PubMed | Asklepios Clinic and University of Regensburg
Type: Journal Article | Journal: Psychology & health | Year: 2016

This study aimed to explore medication adherence among adherent and non-adherent persons suffering from rheumatoid arthritis (RA). A special focus was put on the reasons accounting for successful medication adherence and on potential barriers or facilitating factors.A qualitative study with semi-structured interviews was conducted. Eighteen participants were recruited through stratified purposive sampling according to their medication adherence level. Interviews were analysed by interpretative phenomenological analysis.Medication adherence behaviour was described on a continuum ranging from non-adherent to adherent. Participants current adherence level was represented as a result of inner negotiations between a variety of influential factors and the successful application of a range of strategies. The influential factors were: experiences with medication, outcome expectations, knowledge of therapeutic options, the traits openness and conscientiousness, belief in medical progress, characteristics of the medication, level of trust in ones physician, and perceived autonomy. Facilitating strategies were: establishing routines, using social support and the deliberate suppression of information about potential adverse events.The experience of and the reasons for medication (non-)adherence from the perspective of people with RA were explored comprehensively. Participants ongoing negotiations between adherence and non-adherence emerged as a key finding with implications for health service providers.

PubMed | Research Center Borstel and Asklepios Clinic
Type: Journal Article | Journal: PloS one | Year: 2016

Detection of cancer at an early stage is pivotal for successful treatment and long term survival, yet early diagnosis requires sensitive and specific markers that can be easily detected by screening procedures. Differences in the surface structure of tumor and healthy cells, if sufficiently pronounced and discernible, may serve that purpose. We analyzed the luminal surface of healthy and neoplastic human colorectal tissues for the presence and architecture of the glycocalyx-a dense network of highly glycosylated proteins-using transmission electron microscopy. The ultrastructural analyses showed that 93% of healthy mucosae were covered by an intact glycocalyx. Contrarily, on over 90% of the surface of neoplastic cells the glycocalyx was absent. The sensitivity and specificity of our marker absence of a glycocalyx are excellent, being 91% (83-96%) and 96% (89-99%) for adenocarcinomas and 94% (73-100%) and 92% (85-97%) for precancerous polyps (means and 95% confidence intervals). Using a cell culture model we could demonstrate that a particulate probe targeting a cell surface receptor usually concealed beneath the glycocalyx can bind selectively to glycocalyx-free areas of a tumor cell layer. We propose that the absence of a glycocalyx may serve as novel type of tumor marker. If the absence of the glycocalyx can be detected e.g. via binding of imaging probes to non-shielded surface receptors of anomalously differentiated cells, this tumor marker could be used to enable early diagnosis of colorectal cancer.

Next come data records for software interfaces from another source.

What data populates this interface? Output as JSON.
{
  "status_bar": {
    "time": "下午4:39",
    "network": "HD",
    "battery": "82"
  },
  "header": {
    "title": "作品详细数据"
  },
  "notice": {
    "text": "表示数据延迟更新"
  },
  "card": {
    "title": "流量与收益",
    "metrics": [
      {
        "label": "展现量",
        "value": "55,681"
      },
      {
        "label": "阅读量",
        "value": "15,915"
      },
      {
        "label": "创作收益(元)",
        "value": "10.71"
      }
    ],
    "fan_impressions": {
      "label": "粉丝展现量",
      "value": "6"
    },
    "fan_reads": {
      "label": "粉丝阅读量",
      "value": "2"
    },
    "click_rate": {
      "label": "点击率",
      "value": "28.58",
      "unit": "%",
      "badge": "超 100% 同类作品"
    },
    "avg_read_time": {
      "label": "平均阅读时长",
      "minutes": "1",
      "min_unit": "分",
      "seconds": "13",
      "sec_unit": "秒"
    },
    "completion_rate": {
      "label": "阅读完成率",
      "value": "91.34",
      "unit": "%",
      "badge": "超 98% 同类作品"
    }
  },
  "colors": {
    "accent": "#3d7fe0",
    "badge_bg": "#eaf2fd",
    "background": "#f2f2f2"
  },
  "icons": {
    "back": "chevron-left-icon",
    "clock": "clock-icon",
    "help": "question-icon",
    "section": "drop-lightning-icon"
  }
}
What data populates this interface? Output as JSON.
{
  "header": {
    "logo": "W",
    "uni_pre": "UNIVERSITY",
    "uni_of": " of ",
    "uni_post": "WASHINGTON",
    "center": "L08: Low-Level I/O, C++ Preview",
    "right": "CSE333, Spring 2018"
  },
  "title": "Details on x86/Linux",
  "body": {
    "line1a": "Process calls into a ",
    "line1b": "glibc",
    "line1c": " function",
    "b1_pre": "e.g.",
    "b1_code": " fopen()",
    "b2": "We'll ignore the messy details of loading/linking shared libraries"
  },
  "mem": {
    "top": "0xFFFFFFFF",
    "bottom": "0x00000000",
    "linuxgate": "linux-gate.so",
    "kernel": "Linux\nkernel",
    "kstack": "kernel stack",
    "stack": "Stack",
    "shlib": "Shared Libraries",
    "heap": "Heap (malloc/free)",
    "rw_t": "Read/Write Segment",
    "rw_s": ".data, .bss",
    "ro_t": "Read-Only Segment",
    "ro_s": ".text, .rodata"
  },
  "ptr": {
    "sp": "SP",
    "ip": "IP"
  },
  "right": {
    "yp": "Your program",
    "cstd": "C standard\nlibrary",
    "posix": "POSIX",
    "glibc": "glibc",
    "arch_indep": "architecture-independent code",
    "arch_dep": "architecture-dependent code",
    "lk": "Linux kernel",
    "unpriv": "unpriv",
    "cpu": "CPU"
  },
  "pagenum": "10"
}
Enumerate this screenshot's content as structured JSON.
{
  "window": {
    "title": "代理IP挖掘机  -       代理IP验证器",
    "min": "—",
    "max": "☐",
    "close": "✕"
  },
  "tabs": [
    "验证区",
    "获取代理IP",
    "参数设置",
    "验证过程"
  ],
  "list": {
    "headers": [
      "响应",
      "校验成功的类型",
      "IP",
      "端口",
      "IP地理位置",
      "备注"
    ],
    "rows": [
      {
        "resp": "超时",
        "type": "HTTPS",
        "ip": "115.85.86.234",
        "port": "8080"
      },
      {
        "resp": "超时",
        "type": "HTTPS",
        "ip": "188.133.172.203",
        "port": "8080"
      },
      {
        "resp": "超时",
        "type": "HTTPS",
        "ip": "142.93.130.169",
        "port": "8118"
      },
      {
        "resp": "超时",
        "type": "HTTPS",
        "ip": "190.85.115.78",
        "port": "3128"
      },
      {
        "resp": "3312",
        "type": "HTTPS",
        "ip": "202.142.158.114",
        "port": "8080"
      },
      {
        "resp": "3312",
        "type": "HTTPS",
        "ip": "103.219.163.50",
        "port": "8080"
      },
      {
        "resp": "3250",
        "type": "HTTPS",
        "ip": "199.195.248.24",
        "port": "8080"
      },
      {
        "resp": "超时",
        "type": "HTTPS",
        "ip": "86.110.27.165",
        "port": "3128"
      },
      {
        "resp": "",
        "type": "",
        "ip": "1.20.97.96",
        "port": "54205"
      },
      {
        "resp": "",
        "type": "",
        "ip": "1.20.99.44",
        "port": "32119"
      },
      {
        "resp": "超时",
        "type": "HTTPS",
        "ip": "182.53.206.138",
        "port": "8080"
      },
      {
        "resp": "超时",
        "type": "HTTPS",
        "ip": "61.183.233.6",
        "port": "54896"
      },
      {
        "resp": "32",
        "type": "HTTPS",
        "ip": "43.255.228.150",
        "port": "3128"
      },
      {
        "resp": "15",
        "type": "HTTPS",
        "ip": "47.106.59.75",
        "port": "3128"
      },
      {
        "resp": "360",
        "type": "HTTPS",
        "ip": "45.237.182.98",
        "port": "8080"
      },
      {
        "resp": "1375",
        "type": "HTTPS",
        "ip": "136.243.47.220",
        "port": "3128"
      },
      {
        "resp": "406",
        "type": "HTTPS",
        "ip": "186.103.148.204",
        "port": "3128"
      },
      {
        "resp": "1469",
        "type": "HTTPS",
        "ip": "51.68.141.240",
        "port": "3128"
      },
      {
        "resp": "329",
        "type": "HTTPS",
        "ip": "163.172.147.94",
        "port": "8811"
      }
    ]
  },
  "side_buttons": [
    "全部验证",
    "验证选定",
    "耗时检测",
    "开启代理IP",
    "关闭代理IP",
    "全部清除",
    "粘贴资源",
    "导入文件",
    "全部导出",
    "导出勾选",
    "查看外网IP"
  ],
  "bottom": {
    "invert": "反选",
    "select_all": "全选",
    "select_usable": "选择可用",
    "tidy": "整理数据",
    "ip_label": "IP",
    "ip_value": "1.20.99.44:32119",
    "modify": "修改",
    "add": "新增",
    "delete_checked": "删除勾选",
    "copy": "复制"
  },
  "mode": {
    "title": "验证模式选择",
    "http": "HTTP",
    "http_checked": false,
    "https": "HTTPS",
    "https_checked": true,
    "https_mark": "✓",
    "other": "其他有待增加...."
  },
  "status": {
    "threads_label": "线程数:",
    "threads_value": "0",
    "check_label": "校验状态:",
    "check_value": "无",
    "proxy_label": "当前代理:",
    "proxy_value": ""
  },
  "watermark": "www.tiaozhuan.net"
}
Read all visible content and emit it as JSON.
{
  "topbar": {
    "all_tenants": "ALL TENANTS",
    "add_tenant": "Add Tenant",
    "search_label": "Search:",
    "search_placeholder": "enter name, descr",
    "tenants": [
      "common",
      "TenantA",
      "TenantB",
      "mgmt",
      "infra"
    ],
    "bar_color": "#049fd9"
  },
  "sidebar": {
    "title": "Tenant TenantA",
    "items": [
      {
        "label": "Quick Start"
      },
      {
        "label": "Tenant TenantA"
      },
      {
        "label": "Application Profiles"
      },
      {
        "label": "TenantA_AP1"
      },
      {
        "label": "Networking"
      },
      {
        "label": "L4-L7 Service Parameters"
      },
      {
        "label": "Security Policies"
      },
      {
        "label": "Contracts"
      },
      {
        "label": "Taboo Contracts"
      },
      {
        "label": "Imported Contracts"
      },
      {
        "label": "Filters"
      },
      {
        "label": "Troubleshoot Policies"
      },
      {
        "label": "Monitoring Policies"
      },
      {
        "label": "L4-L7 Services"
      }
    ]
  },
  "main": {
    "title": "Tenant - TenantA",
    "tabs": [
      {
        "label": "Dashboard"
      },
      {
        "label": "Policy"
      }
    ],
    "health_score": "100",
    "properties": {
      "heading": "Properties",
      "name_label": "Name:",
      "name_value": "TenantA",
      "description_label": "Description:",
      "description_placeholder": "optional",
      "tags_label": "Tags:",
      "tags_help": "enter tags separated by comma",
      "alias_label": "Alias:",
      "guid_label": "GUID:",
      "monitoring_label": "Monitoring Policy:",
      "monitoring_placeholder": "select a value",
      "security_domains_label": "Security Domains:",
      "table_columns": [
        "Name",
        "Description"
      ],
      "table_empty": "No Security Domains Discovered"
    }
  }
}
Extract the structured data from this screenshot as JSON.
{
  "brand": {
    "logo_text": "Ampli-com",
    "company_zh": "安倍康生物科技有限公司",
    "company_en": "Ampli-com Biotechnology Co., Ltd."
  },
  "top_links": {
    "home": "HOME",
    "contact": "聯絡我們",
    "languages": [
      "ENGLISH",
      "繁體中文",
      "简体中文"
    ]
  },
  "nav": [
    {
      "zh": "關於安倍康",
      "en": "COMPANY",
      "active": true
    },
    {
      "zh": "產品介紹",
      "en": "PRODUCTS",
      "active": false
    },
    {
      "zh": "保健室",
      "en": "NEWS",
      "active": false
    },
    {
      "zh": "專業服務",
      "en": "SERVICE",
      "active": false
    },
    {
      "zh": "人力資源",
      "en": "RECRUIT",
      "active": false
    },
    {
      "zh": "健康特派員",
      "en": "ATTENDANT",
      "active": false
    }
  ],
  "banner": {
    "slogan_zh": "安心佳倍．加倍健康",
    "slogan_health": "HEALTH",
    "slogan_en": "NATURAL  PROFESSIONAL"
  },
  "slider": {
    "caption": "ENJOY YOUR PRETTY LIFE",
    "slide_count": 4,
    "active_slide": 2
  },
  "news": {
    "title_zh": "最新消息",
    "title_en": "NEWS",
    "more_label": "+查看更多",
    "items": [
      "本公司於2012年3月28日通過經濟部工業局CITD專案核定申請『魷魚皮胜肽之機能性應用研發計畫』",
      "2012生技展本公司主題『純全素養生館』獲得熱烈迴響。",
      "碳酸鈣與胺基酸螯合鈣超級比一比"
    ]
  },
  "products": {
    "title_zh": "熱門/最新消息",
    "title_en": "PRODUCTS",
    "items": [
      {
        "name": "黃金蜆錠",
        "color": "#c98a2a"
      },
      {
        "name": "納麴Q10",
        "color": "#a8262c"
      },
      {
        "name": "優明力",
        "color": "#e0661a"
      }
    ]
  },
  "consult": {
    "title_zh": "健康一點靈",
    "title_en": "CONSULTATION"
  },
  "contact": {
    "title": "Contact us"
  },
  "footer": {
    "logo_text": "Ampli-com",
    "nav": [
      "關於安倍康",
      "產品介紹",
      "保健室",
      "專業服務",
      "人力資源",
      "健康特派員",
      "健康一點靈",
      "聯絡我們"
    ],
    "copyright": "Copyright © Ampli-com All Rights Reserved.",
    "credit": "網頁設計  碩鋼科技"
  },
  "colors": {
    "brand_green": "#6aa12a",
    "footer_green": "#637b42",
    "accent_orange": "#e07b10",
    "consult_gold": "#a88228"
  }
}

Loading Asklepios Clinic collaborators
Loading Asklepios Clinic collaborators